Urban Biogeography of fungal endophytes in San Francisco


Biogeography of foliar fungi in leaves and in the air across the City of San Francisco.

The proportion of people living in cities continues to increase, and many research studies have suggested that the ecology of the urban environment can have important effects on the health of city residents. One component of this environment is the microbial communities that people are exposed to. How are endophytic communities associated with street trees and other plants growing throughout cities contributing to its microbial mileau?

This work was initially led by honors undergraduate Emma Gibson and culminated in her honors thesis, which is currently in review for publication and available as a fully producible manuscript on GitHub.

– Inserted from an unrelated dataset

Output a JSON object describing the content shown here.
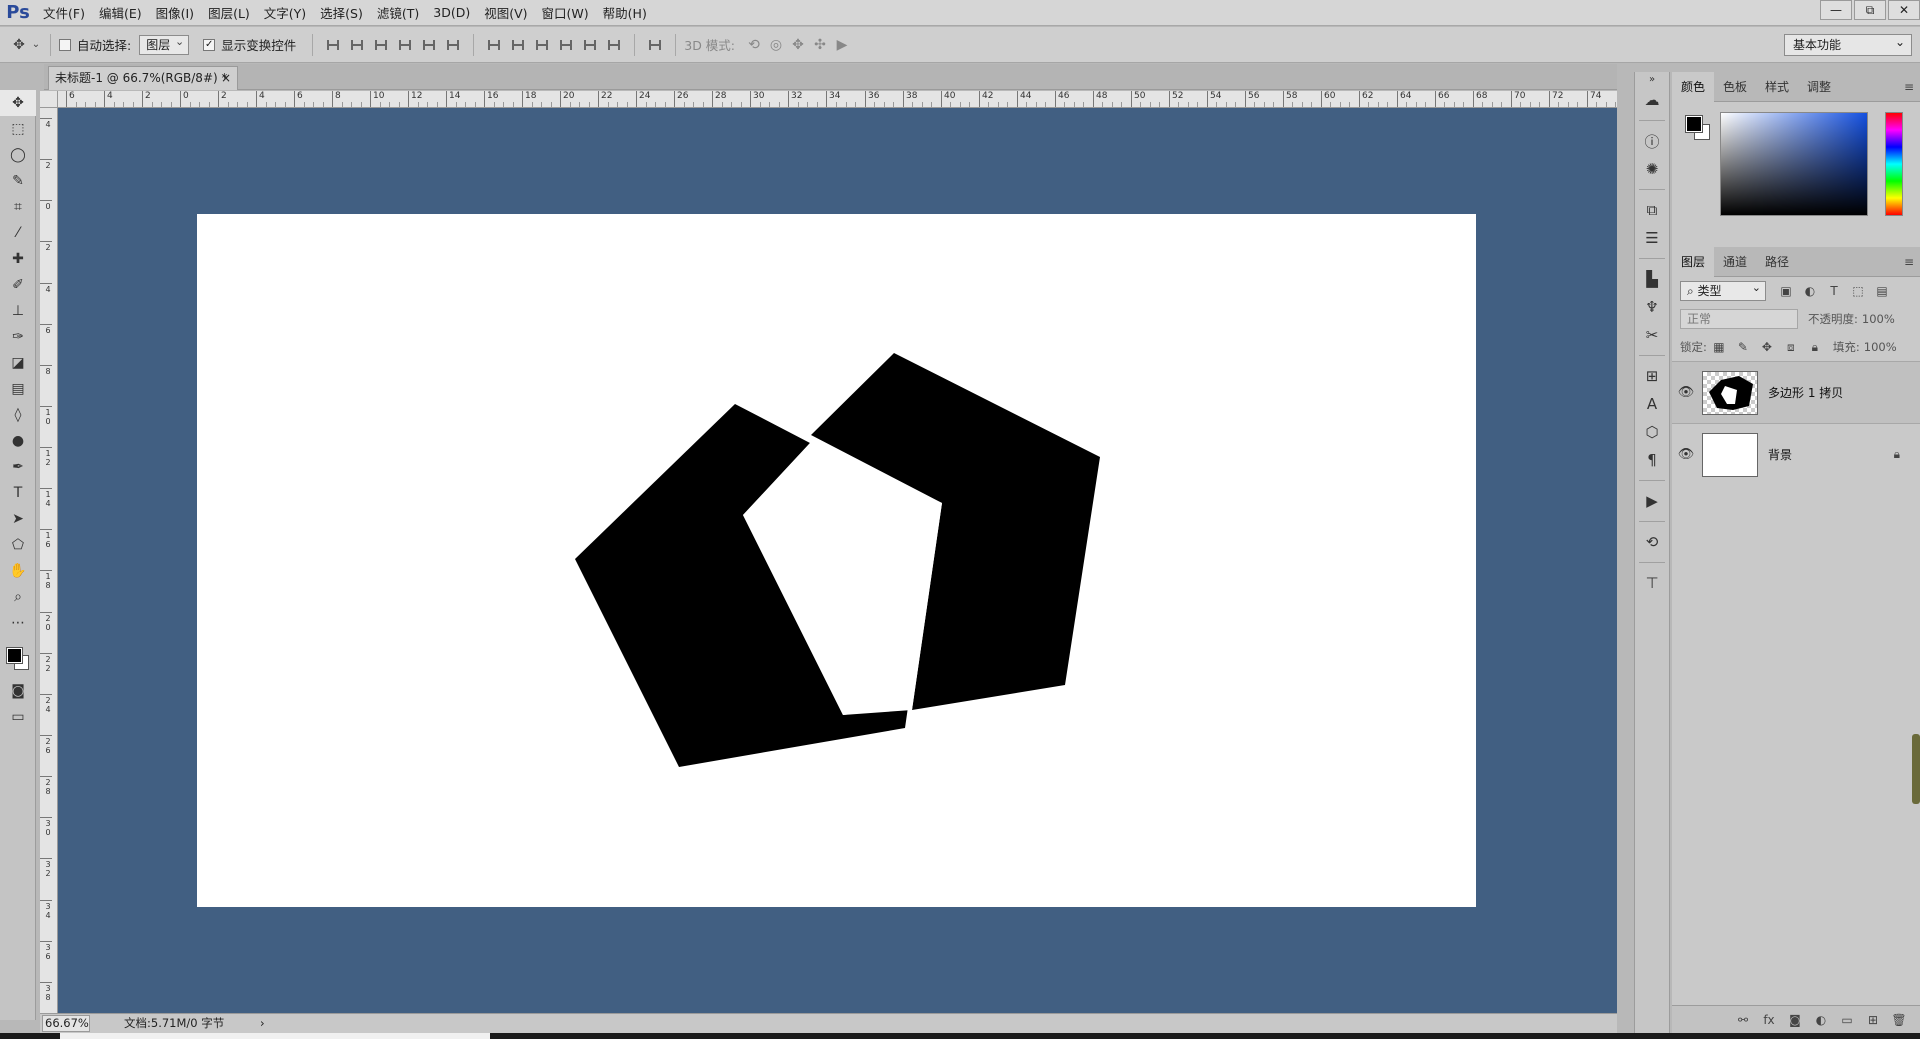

In brief, she collected samples from 30 trees across the city, and then did high-throughput culturing and sequencing of isolated fungal endophytes to identify the taxa. Her community ecology analyses showed that the communities are structured by site and likely influenced by the string climatic gradient across the city caused by onshore winds from the cold Pacific.

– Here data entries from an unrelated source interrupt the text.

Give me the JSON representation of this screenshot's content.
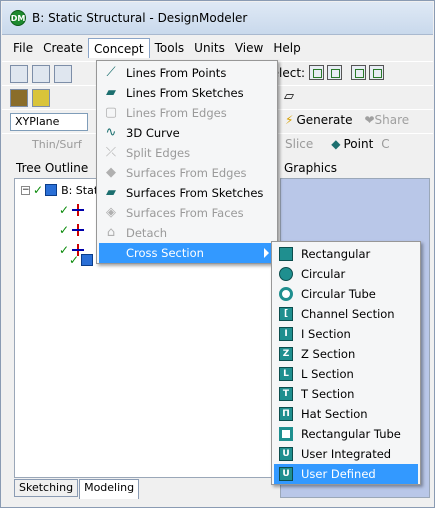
{
  "window": {
    "title": "B: Static Structural - DesignModeler",
    "app_icon_text": "DM"
  },
  "menubar": {
    "items": [
      "File",
      "Create",
      "Concept",
      "Tools",
      "Units",
      "View",
      "Help"
    ],
    "active": "Concept"
  },
  "toolbar": {
    "select_label": "Select:",
    "plane_value": "XYPlane",
    "generate_label": "Generate",
    "share_label": "Share",
    "thin_surface_label": "Thin/Surf",
    "slice_label": "Slice",
    "point_label": "Point",
    "extra_label": "C"
  },
  "panels": {
    "tree_outline_title": "Tree Outline",
    "graphics_title": "Graphics",
    "tree_root_label": "B: Stat"
  },
  "tabs": {
    "sketching": "Sketching",
    "modeling": "Modeling"
  },
  "concept_menu": {
    "items": [
      {
        "label": "Lines From Points",
        "icon": "line-points-icon",
        "enabled": true
      },
      {
        "label": "Lines From Sketches",
        "icon": "line-sketch-icon",
        "enabled": true
      },
      {
        "label": "Lines From Edges",
        "icon": "line-edges-icon",
        "enabled": false
      },
      {
        "label": "3D Curve",
        "icon": "curve-icon",
        "enabled": true
      },
      {
        "label": "Split Edges",
        "icon": "split-edges-icon",
        "enabled": false
      },
      {
        "label": "Surfaces From Edges",
        "icon": "surface-edges-icon",
        "enabled": false
      },
      {
        "label": "Surfaces From Sketches",
        "icon": "surface-sketch-icon",
        "enabled": true
      },
      {
        "label": "Surfaces From Faces",
        "icon": "surface-faces-icon",
        "enabled": false
      },
      {
        "label": "Detach",
        "icon": "detach-icon",
        "enabled": false
      },
      {
        "label": "Cross Section",
        "icon": "",
        "enabled": true,
        "highlighted": true,
        "submenu": true
      }
    ]
  },
  "cross_section_menu": {
    "items": [
      {
        "label": "Rectangular",
        "icon": "rectangular-icon"
      },
      {
        "label": "Circular",
        "icon": "circular-icon"
      },
      {
        "label": "Circular Tube",
        "icon": "circular-tube-icon"
      },
      {
        "label": "Channel Section",
        "icon": "channel-section-icon",
        "glyph": "["
      },
      {
        "label": "I Section",
        "icon": "i-section-icon",
        "glyph": "I"
      },
      {
        "label": "Z Section",
        "icon": "z-section-icon",
        "glyph": "Z"
      },
      {
        "label": "L Section",
        "icon": "l-section-icon",
        "glyph": "L"
      },
      {
        "label": "T Section",
        "icon": "t-section-icon",
        "glyph": "T"
      },
      {
        "label": "Hat Section",
        "icon": "hat-section-icon",
        "glyph": "Π"
      },
      {
        "label": "Rectangular Tube",
        "icon": "rectangular-tube-icon"
      },
      {
        "label": "User Integrated",
        "icon": "user-integrated-icon",
        "glyph": "U"
      },
      {
        "label": "User Defined",
        "icon": "user-defined-icon",
        "glyph": "U",
        "highlighted": true
      }
    ]
  },
  "colors": {
    "highlight": "#3399ff",
    "graphics_bg": "#b9c7e8",
    "section_icon": "#1f8f8f"
  }
}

Years after Emma graduated, MS graduate student Ashley Sango and undergraduate student Victoria Lamar teamed up to look at the distribution of airborne microbes and spores across the city and how this distribution intersected with air quality.